Is this a valid novena?


#1

Someone sent me this novena, but it sounds more like a chain letter :shrug: a friend told me that ‘chain prayers’ are disapproved by the Church.

I don’t know why it mentions Mother Teresa or what the association is…

does anyone know??

thanks :slight_smile:

here it is:

"PLEASE READ IT CAREFULLY WITH FULL INTENTIONS, UNDERSTAND, AND CIRCULATE>
TO AS MANY…

Mother Teresa Prediction 2009

You were chosen to receive this novena. The moment you receive it, say:

Our Father who art in heaven, hallowed be Thy name,Thy kingdom come, Thy
will be done, on earth as it is in heaven, give us this day our daily
bread and forgive us our trespasses as we forgive those who trespass
against us and lead us not into temptation, but deliver us from evil.
Amen.

"Father, please protect and bless the person reading this message… "
GOD WANTED ME TO TELL YOU, It shall be well with you this coming year. No
matter how much your enemies try this year, they will not succeed. You
have been destined to make it and you shall surely achieve all your goals
this year For the remainder of 2009, all your agonies will be diverted
and victory and prosperity will be in coming in abundance. Today God has
confirmed the end of your sufferings, sorrows and pain because HE that
sits on the throne has remembered you… He has taken away the hardships
and given you
JOY. He will never let you down.

This is a Novena from Mother Theresa that started in 1952. It has never
been broken. Within 48 hours send 20copies (Or as many as you can - God
does know if you don’t have 20 people to send it to. It’s the effort and
intent that counts.) to family and friends. This is a powerful Novena.

Couldn’t hurt. Can only help. Please do not break it…

Rev. John Sgarlata"

So…if it’s not valid, disregard it… if it is, Im sharing it with you :wink: lol! :stuck_out_tongue:


#2

Pure spam. Do everyone a favor and let it die with you.

I like how it was started in 1952, but refers to the year 2009. :rolleyes:

Betsy


#3

that is what I thought too!


#4

Oh Lord! :rolleyes:I agree.Toss it.


#5

I was sent this Novena with a picture of two angels one of the angels has her wings spread and is standing holding a sword over the other angel kneeling in prayer with her wings folded in......they are amongst clouds as though in Heaven.
I went to Google and looked up the Novena Saint Teresa started in 1952 and it is a fact that it has been broken.
My question is what is with the 2 angels especially the one holding a sword and looking like she is going to use it on the other angel?

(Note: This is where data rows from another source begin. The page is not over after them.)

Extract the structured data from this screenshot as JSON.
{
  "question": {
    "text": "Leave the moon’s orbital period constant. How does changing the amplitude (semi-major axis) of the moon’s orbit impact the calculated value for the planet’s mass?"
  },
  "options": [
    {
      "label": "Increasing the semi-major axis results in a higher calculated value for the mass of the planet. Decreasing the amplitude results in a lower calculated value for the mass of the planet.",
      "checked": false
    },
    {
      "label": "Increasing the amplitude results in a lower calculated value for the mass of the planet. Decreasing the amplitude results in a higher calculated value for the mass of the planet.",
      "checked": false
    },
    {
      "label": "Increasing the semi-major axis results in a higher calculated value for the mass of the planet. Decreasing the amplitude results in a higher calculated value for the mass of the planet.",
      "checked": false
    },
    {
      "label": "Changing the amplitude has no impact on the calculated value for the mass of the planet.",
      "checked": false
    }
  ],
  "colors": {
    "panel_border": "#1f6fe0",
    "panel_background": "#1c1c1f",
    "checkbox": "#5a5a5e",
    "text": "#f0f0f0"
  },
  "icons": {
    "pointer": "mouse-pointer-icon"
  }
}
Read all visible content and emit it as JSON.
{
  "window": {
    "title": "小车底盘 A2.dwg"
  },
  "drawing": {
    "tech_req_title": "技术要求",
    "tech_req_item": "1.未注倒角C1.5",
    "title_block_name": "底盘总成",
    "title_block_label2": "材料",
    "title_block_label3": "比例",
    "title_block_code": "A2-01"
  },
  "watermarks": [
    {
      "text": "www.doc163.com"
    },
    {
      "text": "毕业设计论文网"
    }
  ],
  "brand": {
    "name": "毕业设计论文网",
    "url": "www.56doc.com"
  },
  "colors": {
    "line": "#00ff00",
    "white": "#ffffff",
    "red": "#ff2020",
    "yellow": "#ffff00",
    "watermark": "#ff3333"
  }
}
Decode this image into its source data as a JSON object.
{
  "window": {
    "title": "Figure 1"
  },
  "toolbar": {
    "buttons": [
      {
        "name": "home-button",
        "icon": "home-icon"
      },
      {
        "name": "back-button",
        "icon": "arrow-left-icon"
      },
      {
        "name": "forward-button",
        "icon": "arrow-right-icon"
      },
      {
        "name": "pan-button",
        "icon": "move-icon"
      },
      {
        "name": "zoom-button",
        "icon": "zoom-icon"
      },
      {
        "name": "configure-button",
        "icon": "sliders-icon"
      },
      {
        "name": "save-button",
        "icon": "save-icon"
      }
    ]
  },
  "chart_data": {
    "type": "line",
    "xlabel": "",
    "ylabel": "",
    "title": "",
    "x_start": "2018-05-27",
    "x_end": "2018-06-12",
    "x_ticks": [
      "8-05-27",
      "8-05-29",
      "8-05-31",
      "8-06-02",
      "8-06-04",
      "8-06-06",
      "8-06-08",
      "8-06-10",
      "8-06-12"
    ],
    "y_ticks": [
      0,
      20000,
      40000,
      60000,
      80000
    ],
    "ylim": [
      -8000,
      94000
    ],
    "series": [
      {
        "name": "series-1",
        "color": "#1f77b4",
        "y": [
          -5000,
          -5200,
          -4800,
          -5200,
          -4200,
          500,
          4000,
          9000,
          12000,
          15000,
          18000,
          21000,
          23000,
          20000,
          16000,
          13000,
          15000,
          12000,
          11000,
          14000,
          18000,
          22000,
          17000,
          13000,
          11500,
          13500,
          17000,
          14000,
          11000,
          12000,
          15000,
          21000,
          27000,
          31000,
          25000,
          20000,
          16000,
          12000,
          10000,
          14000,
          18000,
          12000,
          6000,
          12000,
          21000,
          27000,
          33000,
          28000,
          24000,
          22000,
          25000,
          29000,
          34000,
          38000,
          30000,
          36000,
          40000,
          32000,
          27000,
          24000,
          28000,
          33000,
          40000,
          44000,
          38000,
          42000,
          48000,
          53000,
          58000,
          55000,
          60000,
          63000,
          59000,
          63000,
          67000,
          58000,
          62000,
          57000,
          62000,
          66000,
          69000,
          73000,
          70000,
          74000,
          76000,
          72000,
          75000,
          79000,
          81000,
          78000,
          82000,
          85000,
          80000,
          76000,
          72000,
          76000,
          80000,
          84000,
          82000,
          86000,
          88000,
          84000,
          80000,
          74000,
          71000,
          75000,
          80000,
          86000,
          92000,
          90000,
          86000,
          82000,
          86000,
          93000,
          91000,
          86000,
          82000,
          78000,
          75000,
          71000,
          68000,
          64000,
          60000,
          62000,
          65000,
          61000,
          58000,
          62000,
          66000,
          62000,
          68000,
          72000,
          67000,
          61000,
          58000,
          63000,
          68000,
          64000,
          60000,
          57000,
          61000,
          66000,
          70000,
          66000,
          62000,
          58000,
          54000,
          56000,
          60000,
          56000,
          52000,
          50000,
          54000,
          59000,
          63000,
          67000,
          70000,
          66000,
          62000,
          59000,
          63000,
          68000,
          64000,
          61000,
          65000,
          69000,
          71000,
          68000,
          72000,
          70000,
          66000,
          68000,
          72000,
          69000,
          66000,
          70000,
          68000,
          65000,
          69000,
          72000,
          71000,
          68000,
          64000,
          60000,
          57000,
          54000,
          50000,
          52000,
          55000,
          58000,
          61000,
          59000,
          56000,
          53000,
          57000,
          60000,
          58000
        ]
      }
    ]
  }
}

Can anyone answer this question or has anyone else received this Novena with this very disturbing picture of two angels. My email is [email]johnpaul1818@yahoo.com[/email] hope to get some kind of reply or closure on this. Please help!!!!!!!


#6

The one with the two angels is spam, too. And clicking on an e-mail link in a discussion board is pretty disingenuous, it sounds like another way to propagate spam.

A history lesson is in order here: Way back when wooly mammoths roamed the earth, the internet wasn't invented, and mail referred to what you received via the Post Office, chain letters, some of them with a religious bent, were very common. Of course, to continue the chain, you had to hand write or typewrite the letter (this was even before commonly available copying machines--horrors!,) put the letters in envelopes, stamp them, address them, and mail them.

These letters frequently had prayers or "novenas" attached to them. Occasionally, you were supposed to send money to the person who sent the letter to you, with the idea that the ten people who you sent the chain letter to would send money to you (thus multiplying your initial outlay by ten times.)

A couple of very official bodies took a very jaundiced view of these chain letters: 1. The US Post Office, and 2. The Roman Catholic Church.

The Post Office considered the fraudulent use of their services to obtain money mail fraud (which was a federal crime.) The Catholic Church considered reliance on the "luck" these letters were supposed to bring a mortal sin--superstition.

Chain letters were ubiquitous in the late fifties and through the 1960's. Most recipients threw them out.

They resurfaced in a new form in the 1990's---the chain e-mail. The Post Office didn't give a hoot about this. But I'm sure the Catholic Church still considers them sinful if you pass them on under fraudulent pretenses, or are superstitious enough to believe in them. And I think that would apply to spreading a virus by one as well (destruction of someone else's property.)

Save yourself the trip to the confessional: Hit the delete button.


#7

DISCLAIMER: The views and opinions expressed in these forums do not necessarily reflect those of Catholic Answers. For official apologetics resources please visit www.catholic.com.